How You Can Avoid Paying Overdraft Fees

In our current economic environment, money is tight and budgeting is ever more important. I recently met with a customer service representative at my bank to ask her a few questions.

In general, has the bank seen an increase in account overdrafts?

Has there been a surge of new customers overdrawing their accounts (not including the regular culprits)?

She answered yes to both questions. Banks typically have repeat customers who overdraw their accounts on a regular basis. She stated that the number of overdrafts for these customers has somewhat increased, but more noticeably are the number of customers overdrawing their accounts that normally do not.

So how can you save money by keeping your bank account in the black and avoid costly overdraft fees? There are several methods and most often your bank can provide you with the guidance you need.

The obvious answer is not to spend more than you earn. But this can be easier said than done. Most banks process their transactions electronically now. This means your payments, checks included, are clearing faster. When your credit card bill is due two days before your automatic payroll deposit, don’t assume that the deposit will hit your account first. Some transactions, again including checks, have the capability of posting on the same day you issue them.

Let’s look at some of the available options.

Overdraft Protection. This is a great backup protection plan. If an item clears your account and the funds are not available to cover it, your overdraft protection will kick in, usually in $100.00 increments. Overdraft Protection Plans are considered revolving lines of credit. Once funds are accessed, a minimum payment will also be deducted from your account on a monthly basis until paid in full. Or you may choose to pay off the balance at any time. There is interest attached to these plans, but only when you draw from the reserve. Keep in mind that the interest paid is usually far less than any overdraft fees you may incur. You may also need to complete a credit application and qualify for this product. Check with your financial institution about the particular overdraft protection plan they offer. Product guidelines will vary from one bank to another.

If your credit is less than stellar, there may be another option available called a Savings Overdraft Protection Plan. With this product, you simply fund your own reserve via a savings account and you authorize the bank to withdraw from it on your behalf should your checking balance fall negative. Typically, authorized withdrawals are in $100.00 increments, the same as a consumer overdraft protection plan. Instead of paying interest and having monthly payments taken from your checking account, many of these plans incur a flat fee each time the funds are accessed to cover your overdraft. Of course, if the funds are not available in the savings account, this will not prevent you from overdrawing your checking account. Check with your bank, as not all financial institutions offer this product and product guidelines will vary from one bank to another.

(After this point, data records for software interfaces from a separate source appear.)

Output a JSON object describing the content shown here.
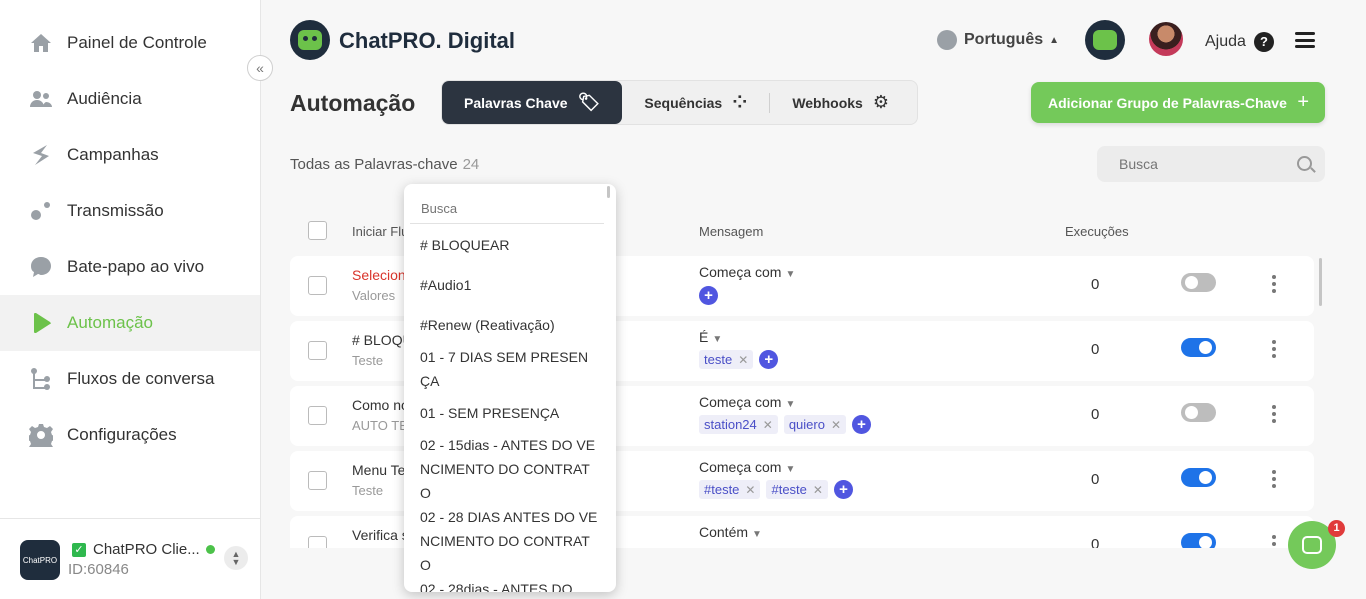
{
  "sidebar": {
    "items": [
      {
        "label": "Painel de Controle",
        "icon": "home-icon"
      },
      {
        "label": "Audiência",
        "icon": "users-icon"
      },
      {
        "label": "Campanhas",
        "icon": "campaign-icon"
      },
      {
        "label": "Transmissão",
        "icon": "broadcast-icon"
      },
      {
        "label": "Bate-papo ao vivo",
        "icon": "chat-bubble-icon"
      },
      {
        "label": "Automação",
        "icon": "play-icon"
      },
      {
        "label": "Fluxos de conversa",
        "icon": "flow-icon"
      },
      {
        "label": "Configurações",
        "icon": "gear-icon"
      }
    ],
    "collapse_label": "«",
    "account": {
      "logo_text": "ChatPRO",
      "name": "ChatPRO Clie...",
      "id": "ID:60846"
    }
  },
  "header": {
    "brand": "ChatPRO. Digital",
    "language": "Português",
    "help": "Ajuda"
  },
  "page": {
    "title": "Automação",
    "tabs": [
      {
        "label": "Palavras Chave",
        "icon": "tag-icon",
        "active": true
      },
      {
        "label": "Sequências",
        "icon": "sequence-icon",
        "active": false
      },
      {
        "label": "Webhooks",
        "icon": "webhook-icon",
        "active": false
      }
    ],
    "add_button": "Adicionar Grupo de Palavras-Chave",
    "count_label": "Todas as Palavras-chave",
    "count": "24",
    "search_placeholder": "Busca"
  },
  "table": {
    "headers": {
      "start": "Iniciar Flu",
      "message": "Mensagem",
      "executions": "Execuções"
    },
    "rows": [
      {
        "name": "Selecion",
        "sub": "Valores",
        "match": "Começa com",
        "chips": [],
        "exec": "0",
        "enabled": false
      },
      {
        "name": "# BLOQU",
        "sub": "Teste",
        "match": "É",
        "chips": [
          "teste"
        ],
        "exec": "0",
        "enabled": true
      },
      {
        "name": "Como no",
        "sub": "AUTO TE",
        "match": "Começa com",
        "chips": [
          "station24",
          "quiero"
        ],
        "exec": "0",
        "enabled": false
      },
      {
        "name": "Menu Te",
        "sub": "Teste",
        "match": "Começa com",
        "chips": [
          "#teste",
          "#teste"
        ],
        "exec": "0",
        "enabled": true
      },
      {
        "name": "Verifica s",
        "sub": "",
        "match": "Contém",
        "chips": [],
        "exec": "0",
        "enabled": true
      }
    ]
  },
  "dropdown": {
    "search_placeholder": "Busca",
    "items": [
      "# BLOQUEAR",
      "#Audio1",
      "#Renew (Reativação)",
      "01 - 7 DIAS SEM PRESENÇA",
      "01 - SEM PRESENÇA",
      "02 - 15dias - ANTES DO VENCIMENTO DO CONTRATO",
      "02 - 28 DIAS ANTES DO VENCIMENTO DO CONTRATO",
      "02 - 28dias - ANTES DO"
    ]
  },
  "chat_widget": {
    "badge": "1"
  },
  "colors": {
    "accent": "#6cc24a",
    "toggle_on": "#1e73e8",
    "dark": "#2c3440",
    "chip_add": "#5056e0"
  }
}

The Self Approach. If you can be diligent in doing so, you can create your own overdraft protection plan. All you need to do is “hide” money in your checking account. You can build up this reserve over time by simply reducing your available balance in your check register. Ask your banker for an extra blank register and use it to keep track of your “extra” money. If it’s not visible in your main register, you’ll never miss it and you won’t be tempted to use it.

Tracking is easiest if it is done in even increments. For example, If your true balance is $750.00, you would show $650.00 in your regular use register and $100.00 in your hidden funds register.

Having hidden money tucked away, yet still in your account helps to cover accounting errors or transactions you may have forgotten to record.

By following one of these methods, you can avoid overdrafts and the costly fees associated with them.

According to, in total, banks and credit unions charge over 37 million dollars annually for overdraft fees. The average person overdraws their account 12 times per year, paying an average of $368 in annual fees. The average household pays an average of $1,472 in NSF fees annually. In this economy, I’m sure everyone would agree that that money could be better used in the consumer’s pocket.